Date of Award


Level of Access Assigned by Author

Campus-Only Thesis

Degree Name

Master of Science (MS)




John E. Donovan II

Second Committee Member

Robert Franzosa

Third Committee Member

John R. Thompson
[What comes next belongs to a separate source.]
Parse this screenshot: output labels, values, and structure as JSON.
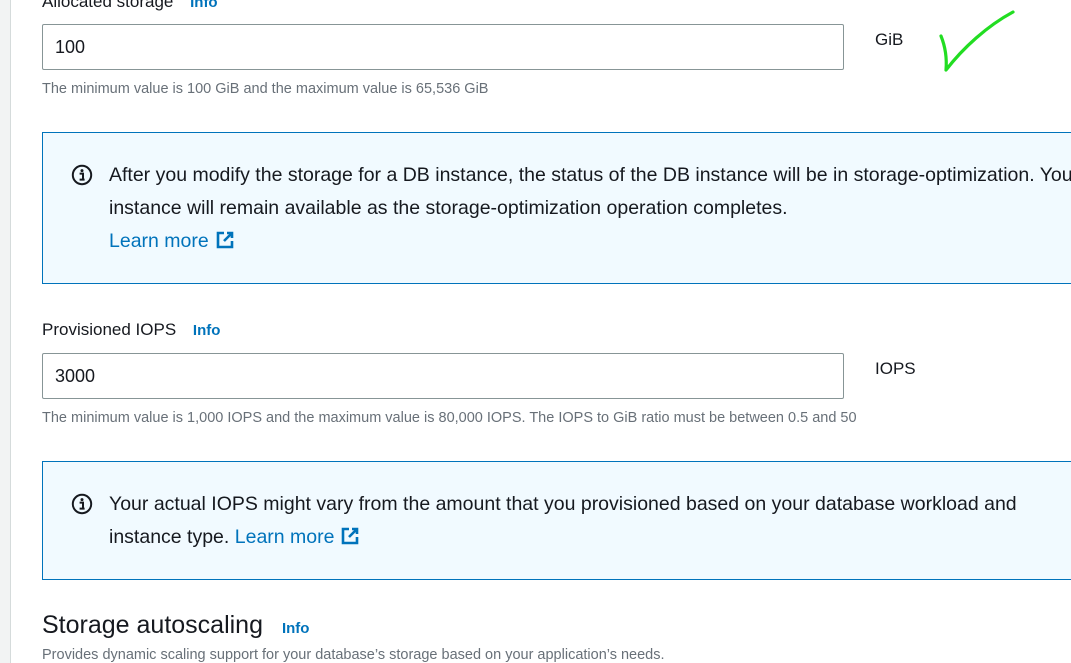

During the spring 2005 semester at The University of Maine, an interactive student response system was implemented in a traditional college algebra (MAT 111) lecture classroom. This thesis studies the effects of this implementation. First, to determine if the use of an interactive student response system increases academic achievement in college algebra, a common exam was administered to five sections of MAT 111 after the 41 week of instruction. Four sections comprised the control group and one section the treatment group. Prior to the exam, the control group received traditional lectures, while the treatment group received instruction that included use of an interactive student response system. Statistical analysis of the exam scores revealed that the treatment groups' mean scores were not statistically significantly higher than the control groups' mean scores. However, a time constraint, which limited the interactive system's use, as well as variations between MAT 111 sections may have affected the results of this study. Second, to determine students' attitudes toward the interactive student response system (Qwizdom), a preliminary questionnaire, an attitude survey, and a post-study continuation survey were administered to the treatment group. Although there were technical problems with the system, the students' attitudes were positive otherwise. Overall, students generally liked using Qwizdom and felt that they had benefited from its use. The surveys revealed that students perceived that the use of Qwizdom provided problem-solving practice, increased their understanding and was a good learning tool, increased attentiveness, and made math more interesting and fun. Furthermore, the system's anonymity encouraged participation in class. However, the attitude survey also revealed that the use of the interactive system had no affect on class attendance. Third, to determine the instructor's attitude toward the interactive student response system, my thoughts were recorded in a daily journal throughout this study. In particular, I feel that Qwizdom's Interactive Learning System is a well-designed, user- friendly, and versatile wireless response system. Although we experienced some technical problems with the system, these problems have been, or can be, resolved with further programming and system upgrades. In general, I enjoyed using the interactive system because the students enjoyed using it and it provided an interactive component that previous classes I had taught were lacking. When not using the system, the students in this study did not ask many questions and generally appeared uninterested in the lecture material. When using the system, however, the students were engaged and appeared to be having fun - a positive atmosphere I believe most instructors would prefer. Unfortunately, due to the fast pace, set schedule, and predefined curriculum of MAT 111 at The University of Maine, I do not believe that this traditional course is an ideal setting for an interactive student response system, however. To conclude, I review the results of the study regarding academic achievement, students' attitudes, and instructor's attitude to conjecture if the interactive student response system is an effective tool for instruction in a traditional college algebra lecture environment. I also explore ideas and questions for future research studies.